Entries taken from a collection:

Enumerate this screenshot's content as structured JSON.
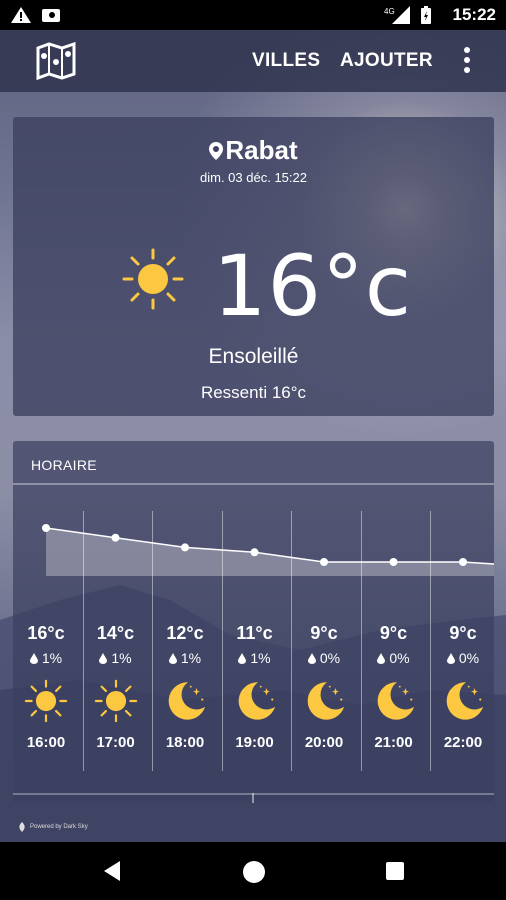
{
  "status_bar": {
    "time": "15:22",
    "network": "4G"
  },
  "app_bar": {
    "logo_icon": "map-icon",
    "villes_label": "VILLES",
    "ajouter_label": "AJOUTER",
    "more_icon": "more-vert-icon"
  },
  "current": {
    "city": "Rabat",
    "datetime": "dim. 03 déc. 15:22",
    "temperature": "16°c",
    "icon": "sun-icon",
    "condition": "Ensoleillé",
    "feels_like": "Ressenti 16°c"
  },
  "hourly": {
    "title": "HORAIRE",
    "items": [
      {
        "temp": "16°c",
        "precip": "1%",
        "icon": "sun-icon",
        "hour": "16:00"
      },
      {
        "temp": "14°c",
        "precip": "1%",
        "icon": "sun-icon",
        "hour": "17:00"
      },
      {
        "temp": "12°c",
        "precip": "1%",
        "icon": "moon-icon",
        "hour": "18:00"
      },
      {
        "temp": "11°c",
        "precip": "1%",
        "icon": "moon-icon",
        "hour": "19:00"
      },
      {
        "temp": "9°c",
        "precip": "0%",
        "icon": "moon-icon",
        "hour": "20:00"
      },
      {
        "temp": "9°c",
        "precip": "0%",
        "icon": "moon-icon",
        "hour": "21:00"
      },
      {
        "temp": "9°c",
        "precip": "0%",
        "icon": "moon-icon",
        "hour": "22:00"
      }
    ]
  },
  "powered_by": "Powered by Dark Sky",
  "colors": {
    "sun": "#fcc842",
    "moon": "#fcc842",
    "card": "#3c405f"
  }
}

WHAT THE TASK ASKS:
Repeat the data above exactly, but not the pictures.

YOUR SOLUTION:
Enumerate this screenshot's content as structured JSON.
{
  "status_bar": {
    "time": "15:22",
    "network": "4G"
  },
  "app_bar": {
    "logo_icon": "map-icon",
    "villes_label": "VILLES",
    "ajouter_label": "AJOUTER",
    "more_icon": "more-vert-icon"
  },
  "current": {
    "city": "Rabat",
    "datetime": "dim. 03 déc. 15:22",
    "temperature": "16°c",
    "icon": "sun-icon",
    "condition": "Ensoleillé",
    "feels_like": "Ressenti 16°c"
  },
  "hourly": {
    "title": "HORAIRE",
    "items": [
      {
        "temp": "16°c",
        "precip": "1%",
        "icon": "sun-icon",
        "hour": "16:00"
      },
      {
        "temp": "14°c",
        "precip": "1%",
        "icon": "sun-icon",
        "hour": "17:00"
      },
      {
        "temp": "12°c",
        "precip": "1%",
        "icon": "moon-icon",
        "hour": "18:00"
      },
      {
        "temp": "11°c",
        "precip": "1%",
        "icon": "moon-icon",
        "hour": "19:00"
      },
      {
        "temp": "9°c",
        "precip": "0%",
        "icon": "moon-icon",
        "hour": "20:00"
      },
      {
        "temp": "9°c",
        "precip": "0%",
        "icon": "moon-icon",
        "hour": "21:00"
      },
      {
        "temp": "9°c",
        "precip": "0%",
        "icon": "moon-icon",
        "hour": "22:00"
      }
    ]
  },
  "powered_by": "Powered by Dark Sky",
  "colors": {
    "sun": "#fcc842",
    "moon": "#fcc842",
    "card": "#3c405f"
  }
}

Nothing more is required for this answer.